Cardinal Timothy Dolan of New York, the outgoing president of the U.S. Conference of Catholic Bishops, won't be spending so much time in the Washington, D.C. headquarters of the nation's largest religious body. Archbishop Kurtz of Louisville, KY is now in the top spot. But one thing hasn't changed: the bishops are still fired up about the HHS mandate.
On Nov. 13, as the bishops wound up their annual meeting in Baltimore this week, they released a "special message" on the HHS mandate. The statement linked the bishops' continued resistance to the federal law to Pope Franicis' call for a deepened commitment to serve the needy and those damaged by sin and spiritual alienation.
Some commentators have suggested that the pope is asking the bishops to walk away from contenous battles over religious freedom concerns. But today's statement argues that the HHS mandate actually prevents the church's pastors from performing such services in harmony with Catholic teaching.
Pope Francis has reminded us that “In the context of society, there is only one thing which the Church quite clearly demands: the freedom to proclaim the Gospel in its entirety, even when it runs counter to the world, even when it goes against the tide.”
We stand together as pastors charged with proclaiming the Gospel in its entirety. That Gospel calls us to feed the poor, heal the sick, and educate the young, and in so doing witness to our faith in its fullness. Our great ministries of service and our clergy, religious sisters and brothers, and lay faithful, especially those involved in Church apostolates, strive to answer this call every day, and the Constitution and the law protect our freedom to do so.
Yet with its coercive HHS mandate, the government is refusing to uphold its obligation to respect the rights of religious believers. Beginning in March 2012, in United for Religious Freedom, we identified three basic problems with the HHS mandate: it establishes a false architecture of religious liberty that excludes our ministries and so reduces freedom of religion to freedom of worship; it compels our ministries to participate in providing employees with abortifacient drugs and devices, sterilization, and contraception, which violates our deeply-held beliefs; and it compels our faithful people in business to act against our teachings, failing to provide them any exemption at all.
Despite our repeated efforts to work and dialogue toward a solution, those problems remain. Not only does the mandate undermine our ministries’ ability to witness to our faith, which is their core mission, but the penalties it imposes also lay a great burden on those ministries, threatening their very ability to survive and to serve the many who rely on their care.
So now what? January 2014 is the Obama administration's official deadline for compliance with the HHS mandate by Catholic non-profits -- though church-affailiated institutions actually have individual deadlines based on the date their healthcare plan is updated. Some grandfathered plans will allow Catholic non-profits to stretch things out further, but not indefinitely.
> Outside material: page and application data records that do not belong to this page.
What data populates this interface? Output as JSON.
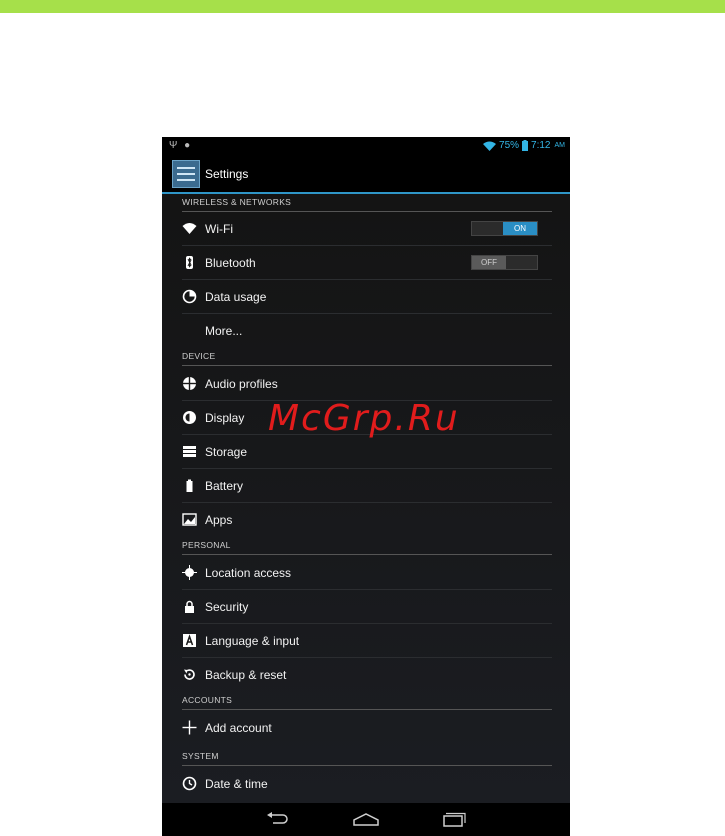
{
  "status_bar": {
    "usb_icon": "usb-icon",
    "android_icon": "android-debug-icon",
    "battery_percent": "75%",
    "time": "7:12",
    "ampm": "AM"
  },
  "action_bar": {
    "title": "Settings",
    "icon": "settings-sliders-icon"
  },
  "sections": [
    {
      "header": "WIRELESS & NETWORKS",
      "items": [
        {
          "label": "Wi-Fi",
          "icon": "wifi-icon",
          "toggle": "ON"
        },
        {
          "label": "Bluetooth",
          "icon": "bluetooth-icon",
          "toggle": "OFF"
        },
        {
          "label": "Data usage",
          "icon": "data-usage-icon"
        },
        {
          "label": "More..."
        }
      ]
    },
    {
      "header": "DEVICE",
      "items": [
        {
          "label": "Audio profiles",
          "icon": "audio-profiles-icon"
        },
        {
          "label": "Display",
          "icon": "display-brightness-icon"
        },
        {
          "label": "Storage",
          "icon": "storage-icon"
        },
        {
          "label": "Battery",
          "icon": "battery-icon"
        },
        {
          "label": "Apps",
          "icon": "apps-icon"
        }
      ]
    },
    {
      "header": "PERSONAL",
      "items": [
        {
          "label": "Location access",
          "icon": "location-icon"
        },
        {
          "label": "Security",
          "icon": "lock-icon"
        },
        {
          "label": "Language & input",
          "icon": "language-icon"
        },
        {
          "label": "Backup & reset",
          "icon": "backup-reset-icon"
        }
      ]
    },
    {
      "header": "ACCOUNTS",
      "items": [
        {
          "label": "Add account",
          "icon": "plus-icon"
        }
      ]
    },
    {
      "header": "SYSTEM",
      "items": [
        {
          "label": "Date & time",
          "icon": "clock-icon"
        }
      ]
    }
  ],
  "nav_bar": {
    "back": "back-icon",
    "home": "home-icon",
    "recents": "recents-icon"
  },
  "watermark": "McGrp.Ru",
  "colors": {
    "accent": "#33b5e5",
    "toggle_on": "#2a8ec4",
    "top_band": "#a6e04a",
    "watermark": "#e11c1c"
  }
}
Today's statement merely reaffirms the bishops' continued to comitment to "resist" the federal law.
As the government’s implementation of the mandate against us approaches, we bishops stand united in our resolve to resist this heavy burden and protect our religious freedom. Even as each bishop struggles to address the mandate, together we are striving to develop alternate avenues of response to this difficult situation.
During the USCCB meeting in Baltimore, I asked several bishops to outline their plans, and most were not prepared to do so. Archbishop Charles Chaput of Philadelphia was among those who reported that deliberations were on-going. But he framed the bishops' primary concerns in stark terms.
Two things are at stake: We don’t do anything that contradicts our basic moral beliefs and we don’t do anything that would scandalize our people.
If we tell our people: be faithful and not cave in, it’s important that we do the same.
I asked him if various dioceses might be grappling with specific challenges, and he said
There are differences from diocese to diocese in the way that our charitable arms are set up -- how they are legally constituted. Some bishops could decide to give employees money to buy their own insurance. It is way too early to point to what might happen.
Cardinal Sean O'Malley of Boston commented on the moral challenges posed by the mandate in a Boston Gobe interview published this week. The Globe reported that
A few bishops have suggested shutting down non-exempt Catholic organizations, but O’Malley — who ended Catholic adoption services in Boston rather than comply with a state law requiring the church to arrange adoptions for gay parents as well as heterosexual ones — said that “closing the institutions down is also an evil for us.”
And yet, he said, there is a danger in allowing any erosion of religious liberty.
So where does this leave the U.S. bishops? It's clear that today's message will not be the last USCCB statement on the mandate, with just six weeks to go before the dealine.